### RECORDS TO USE

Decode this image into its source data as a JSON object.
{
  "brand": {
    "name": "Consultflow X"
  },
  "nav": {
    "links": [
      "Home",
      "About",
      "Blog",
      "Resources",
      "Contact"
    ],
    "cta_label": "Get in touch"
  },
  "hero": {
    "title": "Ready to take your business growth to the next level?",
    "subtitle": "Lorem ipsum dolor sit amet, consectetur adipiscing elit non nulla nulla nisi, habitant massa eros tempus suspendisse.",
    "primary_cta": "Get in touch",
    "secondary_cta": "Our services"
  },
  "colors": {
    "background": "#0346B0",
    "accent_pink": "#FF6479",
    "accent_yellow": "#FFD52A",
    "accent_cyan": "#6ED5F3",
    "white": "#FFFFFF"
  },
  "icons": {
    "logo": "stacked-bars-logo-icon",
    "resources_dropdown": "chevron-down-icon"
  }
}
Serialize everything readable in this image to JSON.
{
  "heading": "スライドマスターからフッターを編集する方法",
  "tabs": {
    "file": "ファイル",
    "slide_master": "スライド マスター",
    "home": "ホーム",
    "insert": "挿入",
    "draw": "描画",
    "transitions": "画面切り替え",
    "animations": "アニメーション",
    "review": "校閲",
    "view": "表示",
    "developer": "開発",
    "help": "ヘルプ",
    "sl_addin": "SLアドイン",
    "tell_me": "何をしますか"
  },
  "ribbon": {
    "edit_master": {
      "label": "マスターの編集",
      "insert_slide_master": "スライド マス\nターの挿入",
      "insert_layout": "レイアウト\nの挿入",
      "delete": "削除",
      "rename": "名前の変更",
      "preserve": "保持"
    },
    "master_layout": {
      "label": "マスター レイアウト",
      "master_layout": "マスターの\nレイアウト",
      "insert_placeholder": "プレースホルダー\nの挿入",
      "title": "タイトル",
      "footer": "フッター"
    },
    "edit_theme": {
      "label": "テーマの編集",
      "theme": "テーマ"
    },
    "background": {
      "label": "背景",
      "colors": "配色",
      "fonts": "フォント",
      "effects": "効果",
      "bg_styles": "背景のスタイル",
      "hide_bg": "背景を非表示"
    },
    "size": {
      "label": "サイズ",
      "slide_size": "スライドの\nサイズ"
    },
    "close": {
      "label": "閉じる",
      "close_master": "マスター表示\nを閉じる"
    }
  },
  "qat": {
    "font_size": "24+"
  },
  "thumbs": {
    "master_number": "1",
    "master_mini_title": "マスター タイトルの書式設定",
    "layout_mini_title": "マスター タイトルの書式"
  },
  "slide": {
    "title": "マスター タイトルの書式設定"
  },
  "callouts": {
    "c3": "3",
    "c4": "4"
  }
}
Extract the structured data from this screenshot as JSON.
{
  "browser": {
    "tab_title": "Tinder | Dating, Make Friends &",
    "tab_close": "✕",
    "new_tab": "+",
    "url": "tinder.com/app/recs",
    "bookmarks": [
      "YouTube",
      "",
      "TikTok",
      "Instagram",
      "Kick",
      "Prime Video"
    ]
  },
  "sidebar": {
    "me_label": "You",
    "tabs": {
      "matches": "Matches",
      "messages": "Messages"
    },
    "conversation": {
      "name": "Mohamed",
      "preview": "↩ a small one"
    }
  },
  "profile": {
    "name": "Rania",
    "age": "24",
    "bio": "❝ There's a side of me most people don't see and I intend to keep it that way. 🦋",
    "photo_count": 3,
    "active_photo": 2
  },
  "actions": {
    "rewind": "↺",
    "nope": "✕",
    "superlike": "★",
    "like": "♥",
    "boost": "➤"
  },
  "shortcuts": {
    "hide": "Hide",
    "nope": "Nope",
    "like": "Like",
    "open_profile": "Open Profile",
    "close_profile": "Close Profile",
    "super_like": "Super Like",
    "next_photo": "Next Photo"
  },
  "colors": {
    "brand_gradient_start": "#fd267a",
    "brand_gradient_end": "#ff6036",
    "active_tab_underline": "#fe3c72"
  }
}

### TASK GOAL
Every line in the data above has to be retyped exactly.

### THE COMPLETED TASK
Decode this image into its source data as a JSON object.
{
  "brand": {
    "name": "Consultflow X"
  },
  "nav": {
    "links": [
      "Home",
      "About",
      "Blog",
      "Resources",
      "Contact"
    ],
    "cta_label": "Get in touch"
  },
  "hero": {
    "title": "Ready to take your business growth to the next level?",
    "subtitle": "Lorem ipsum dolor sit amet, consectetur adipiscing elit non nulla nulla nisi, habitant massa eros tempus suspendisse.",
    "primary_cta": "Get in touch",
    "secondary_cta": "Our services"
  },
  "colors": {
    "background": "#0346B0",
    "accent_pink": "#FF6479",
    "accent_yellow": "#FFD52A",
    "accent_cyan": "#6ED5F3",
    "white": "#FFFFFF"
  },
  "icons": {
    "logo": "stacked-bars-logo-icon",
    "resources_dropdown": "chevron-down-icon"
  }
}
Serialize everything readable in this image to JSON.
{
  "heading": "スライドマスターからフッターを編集する方法",
  "tabs": {
    "file": "ファイル",
    "slide_master": "スライド マスター",
    "home": "ホーム",
    "insert": "挿入",
    "draw": "描画",
    "transitions": "画面切り替え",
    "animations": "アニメーション",
    "review": "校閲",
    "view": "表示",
    "developer": "開発",
    "help": "ヘルプ",
    "sl_addin": "SLアドイン",
    "tell_me": "何をしますか"
  },
  "ribbon": {
    "edit_master": {
      "label": "マスターの編集",
      "insert_slide_master": "スライド マス\nターの挿入",
      "insert_layout": "レイアウト\nの挿入",
      "delete": "削除",
      "rename": "名前の変更",
      "preserve": "保持"
    },
    "master_layout": {
      "label": "マスター レイアウト",
      "master_layout": "マスターの\nレイアウト",
      "insert_placeholder": "プレースホルダー\nの挿入",
      "title": "タイトル",
      "footer": "フッター"
    },
    "edit_theme": {
      "label": "テーマの編集",
      "theme": "テーマ"
    },
    "background": {
      "label": "背景",
      "colors": "配色",
      "fonts": "フォント",
      "effects": "効果",
      "bg_styles": "背景のスタイル",
      "hide_bg": "背景を非表示"
    },
    "size": {
      "label": "サイズ",
      "slide_size": "スライドの\nサイズ"
    },
    "close": {
      "label": "閉じる",
      "close_master": "マスター表示\nを閉じる"
    }
  },
  "qat": {
    "font_size": "24+"
  },
  "thumbs": {
    "master_number": "1",
    "master_mini_title": "マスター タイトルの書式設定",
    "layout_mini_title": "マスター タイトルの書式"
  },
  "slide": {
    "title": "マスター タイトルの書式設定"
  },
  "callouts": {
    "c3": "3",
    "c4": "4"
  }
}
Extract the structured data from this screenshot as JSON.
{
  "browser": {
    "tab_title": "Tinder | Dating, Make Friends &",
    "tab_close": "✕",
    "new_tab": "+",
    "url": "tinder.com/app/recs",
    "bookmarks": [
      "YouTube",
      "",
      "TikTok",
      "Instagram",
      "Kick",
      "Prime Video"
    ]
  },
  "sidebar": {
    "me_label": "You",
    "tabs": {
      "matches": "Matches",
      "messages": "Messages"
    },
    "conversation": {
      "name": "Mohamed",
      "preview": "↩ a small one"
    }
  },
  "profile": {
    "name": "Rania",
    "age": "24",
    "bio": "❝ There's a side of me most people don't see and I intend to keep it that way. 🦋",
    "photo_count": 3,
    "active_photo": 2
  },
  "actions": {
    "rewind": "↺",
    "nope": "✕",
    "superlike": "★",
    "like": "♥",
    "boost": "➤"
  },
  "shortcuts": {
    "hide": "Hide",
    "nope": "Nope",
    "like": "Like",
    "open_profile": "Open Profile",
    "close_profile": "Close Profile",
    "super_like": "Super Like",
    "next_photo": "Next Photo"
  },
  "colors": {
    "brand_gradient_start": "#fd267a",
    "brand_gradient_end": "#ff6036",
    "active_tab_underline": "#fe3c72"
  }
}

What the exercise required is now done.